At that moment, the Holy Spirit made the reality of my sin and Jesus’ death on the cross for my sin collide. I made the decision then to ask Jesus to forgive me and become my savior. I went forward in the service that morning, but I really decided to follow Jesus in Sunday school.

Share your faith journey since your decision.
What are the ways you have learned to follow Jesus? How has Christ made a difference in your life? What are some of the life situations you have faced when Christ has walked through with you? There may have been times of financial struggle, sickness, or death. How has Christ blessed you and your family throughout your Christian life?

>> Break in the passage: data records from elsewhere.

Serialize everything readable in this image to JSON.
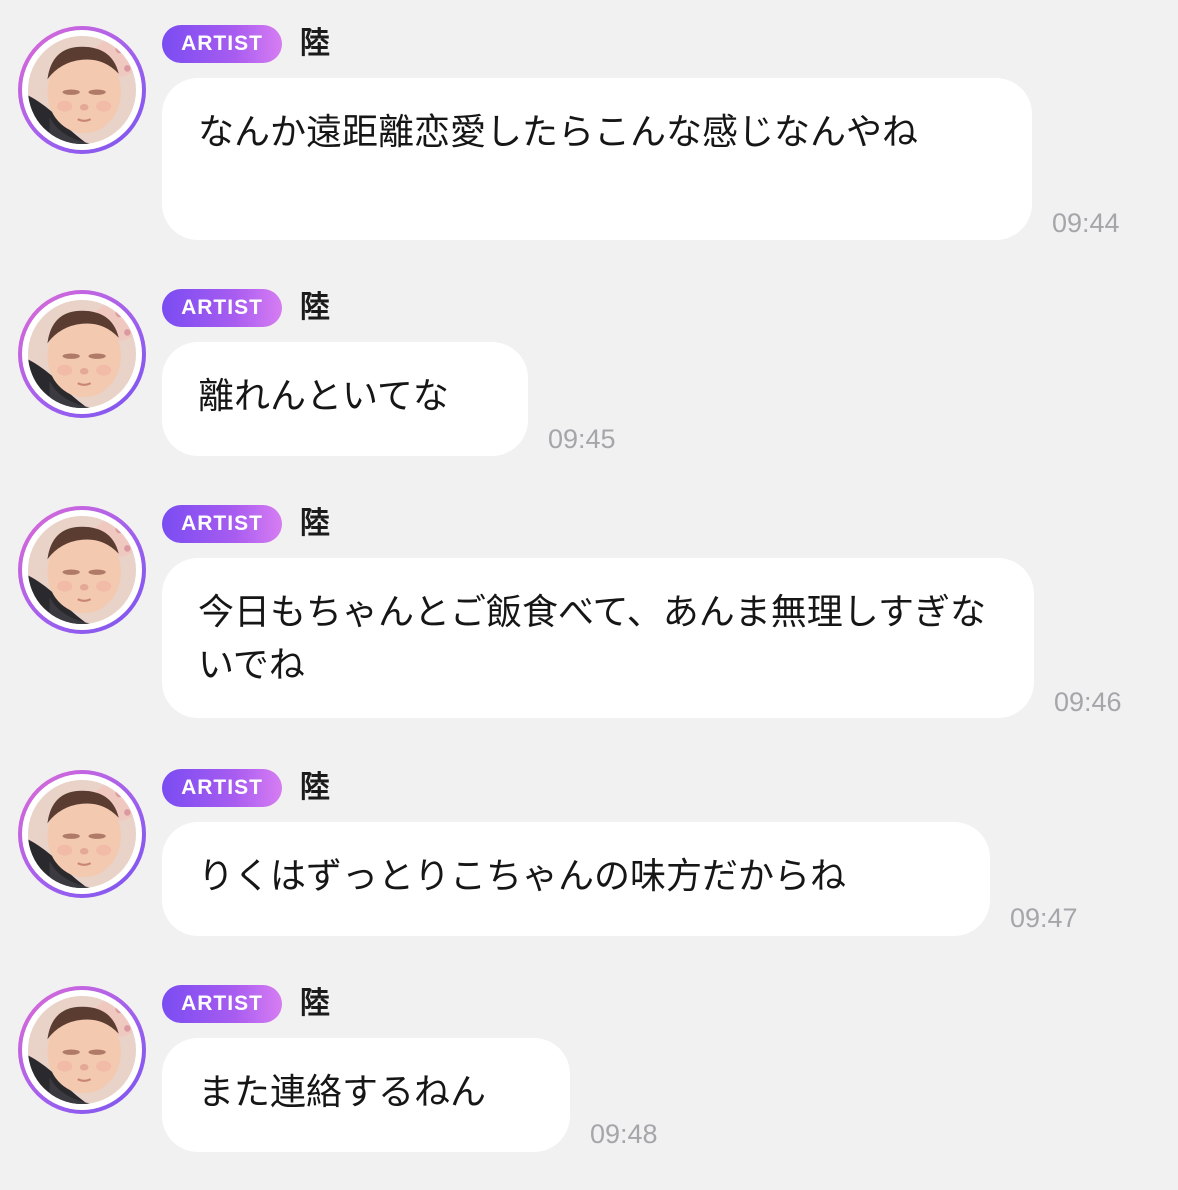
{
  "colors": {
    "background": "#f1f1f2",
    "bubble": "#ffffff",
    "badge_gradient_start": "#7a4cf2",
    "badge_gradient_end": "#d77df2",
    "timestamp": "#a6a6aa"
  },
  "messages": [
    {
      "badge": "ARTIST",
      "sender": "陸",
      "avatar_icon": "sleeping-baby-avatar",
      "text": "なんか遠距離恋愛したらこんな感じなんやね",
      "time": "09:44"
    },
    {
      "badge": "ARTIST",
      "sender": "陸",
      "avatar_icon": "sleeping-baby-avatar",
      "text": "離れんといてな",
      "time": "09:45"
    },
    {
      "badge": "ARTIST",
      "sender": "陸",
      "avatar_icon": "sleeping-baby-avatar",
      "text": "今日もちゃんとご飯食べて、あんま無理しすぎないでね",
      "time": "09:46"
    },
    {
      "badge": "ARTIST",
      "sender": "陸",
      "avatar_icon": "sleeping-baby-avatar",
      "text": "りくはずっとりこちゃんの味方だからね",
      "time": "09:47"
    },
    {
      "badge": "ARTIST",
      "sender": "陸",
      "avatar_icon": "sleeping-baby-avatar",
      "text": "また連絡するねん",
      "time": "09:48"
    }
  ]
}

My life is transformed day by day as I follow Jesus. As I learned to feed on his Word and communicate with him through prayer, he became my forever friend. In every circumstance, I know I have a friend who will walk with me. Space will not allow me to elaborate, but you get the picture.

Even if your family members are younger and do not understand the significance of the gift you place in their hands, there will come a day when this gift will mean more than gold.

So give a gift to your children, your children’s children and generations who follow. Leave them a written “Legacy of Faith.”

“These words that I am giving you today are to be in your heart. Repeat them to your children. Talk about them when you sit in your house and when you walk along the road, when you lie down and when you get up…. Write them on the doorposts of your house and on your gates” (Deut. 6:6-7, 9).

Anthony L. Jordan is executive director of the Baptist General Convention of Oklahoma. This column is courtesy of Baptist Press.

The BriefingChurches are open for Christmas
Nearly 9 out of 10 Protestant senior pastors say their churches plan to hold services on Christmas Day and New Year’s Day, as both fall on a Sunday, according to LifeWay Research. Small churches and large churches are slightly less likely to be open for Christmas. Pastors in the Midwest (92%) and South (89%) are more likely to say their church will be open on Christmas.

Hark! The herald hipster sings
For those that have wondered what it would be like if Jesus was born in 2016 or what a modern day wise man would look like — hint: he wears skinny jeans — the folks at Modern Nativity have the answer. The company has created a hipster version of the classic nativity scene featuring a young Mary and Joseph taking a selfie with baby Jesus in a solar-paneled stable.

Macy’s ends Planned Parenthood gifts
Macy’s Inc.’s latest 990 tax form verifies that the retail giant no longer includes the Planned Parenthood Federation of America in its community contributions, the research group 2ndVote said, describing the news as the latest “miracle on 34th Street.”

Compassion International out of India
Compassion International, a Christian nongovernmental organization (NGO) that aids 145,000 impoverished Indian children, has three weeks left in the country unless officials give it a reprieve. It is the largest humanitarian presence in the second most populated country in the world—providing $50 million in annual relief funds. But India is cracking down on foreign NGOs based on fears that groups are using humanitarian work to mask evangelization efforts.

Graffiti welcomes Muslims in MO
At a time when reports of anti-Muslim sentiment are rising, an Islamic Center in Missouri has received a different message. Kamel Ghozzi, imam at the Islamic Center of Warrensburg, says “Welcome” and “Thank you for choosing our community” were written in chalk on the center’s sidewalk during the weekend.

Sources: Facts and Trends, CNBC, Baptist Press, World Magazine, Fox News